Variability and uncertainty in the composition of FBS is especially problematic for studies that evaluate cellular secretions. For example, to successfully determine the array of RNA secreted by cultured cells, we need to know the extent to which the medium is contaminated by exogenous RNA. Additionally, extracellular RNA (exRNA) is not only found distributed freely throughout the liquid medium, but it is also often found packaged inside of extracellular vesicles (EVs) or lipoprotein complexes. Therefore, in a paper released online yesterday, Wei et al. evaluated how the RNA composition of FBS might be confounding research.

The authors first evaluated exogenous RNA contamination. They grew cultures of a cell type known not to express a particular RNA, then evaluated the presence of that RNA in the culture media. If that RNA was found, its origin was probably the media itself. For example, the authors demonstrated that miR-122, a liver-specific miRNA, is present in media from cultured glioma cells, suggesting that its source is likely FBS itself. They then attempted to deplete RNA from FBS via ultracentrifugation, but despite a 24 hour spin at 100,000g, about 75% of total RNA remained in the supernatant. This result has also been found by researchers attempting to deplete FBS of RNA-containing EVs and emphasizes the difficulty of producing media truly free from contaminating RNA.

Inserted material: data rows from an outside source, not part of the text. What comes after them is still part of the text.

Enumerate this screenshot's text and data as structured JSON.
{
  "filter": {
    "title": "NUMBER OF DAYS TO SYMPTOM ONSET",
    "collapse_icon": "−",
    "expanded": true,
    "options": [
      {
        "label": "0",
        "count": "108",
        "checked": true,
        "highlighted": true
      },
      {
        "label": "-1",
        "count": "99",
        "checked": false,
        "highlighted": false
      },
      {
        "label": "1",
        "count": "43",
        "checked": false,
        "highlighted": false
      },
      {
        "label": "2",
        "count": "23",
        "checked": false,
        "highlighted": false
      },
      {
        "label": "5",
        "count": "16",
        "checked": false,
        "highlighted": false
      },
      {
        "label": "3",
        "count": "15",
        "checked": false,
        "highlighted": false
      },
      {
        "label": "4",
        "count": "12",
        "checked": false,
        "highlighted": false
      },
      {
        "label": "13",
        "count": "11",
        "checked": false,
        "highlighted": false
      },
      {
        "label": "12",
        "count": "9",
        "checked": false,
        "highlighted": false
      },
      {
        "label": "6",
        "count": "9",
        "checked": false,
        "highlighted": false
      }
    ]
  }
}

These results led the authors to ask whether existing studies have wrongly attributed the presence of exRNA to a particular experimental procedure or cell type, when it should be recognized as a component of the FBS in the cell culture media. To answer this question, the authors first broadly profiled the RNA composition of FBS using RNA sequencing. They determined that between 9% and 22% of FBS RNA mapped to the human genome, depending on the stringency of the mapping algorithm and FBS preparation. They also checked for the presence of bovine-specific RNA in existing human cell culture exRNA datasets, finding levels as high as 17%, with samples from exosomes (a type of EV) containing particularly high levels. Finally, they demonstrated experimentally that bovine-specific transcripts are taken up into cells, interfering not only with exRNA analysis but also with intracellular RNA studies.

Moving forward, a significant remaining issue is deciding how to treat conserved RNA known to be present in both FBS and the cell line under study. Switching from FBS to purely chemically defined media can help with this problem, but it is not possible for all cell types and experimental conditions. Alternatively, a quantitative analysis of the chemical composition of the media might make it possible to estimate which RNAs are secreted by the cells of interest by filtering out known FBS RNAs from the total RNA pool.

This research cautions us to be careful in the design and interpretation of experiments to identify extracellular RNAs that use FBS in culture media. The paper, Fetal Bovine Serum RNA Interferes with the Cell Culture derived Extracellular RNA, released in Scientific Reports yesterday, is authored by Zhiyun Wei, Arsen O. Batagov, David R. F. Carter, and Anna M. Krichevsky.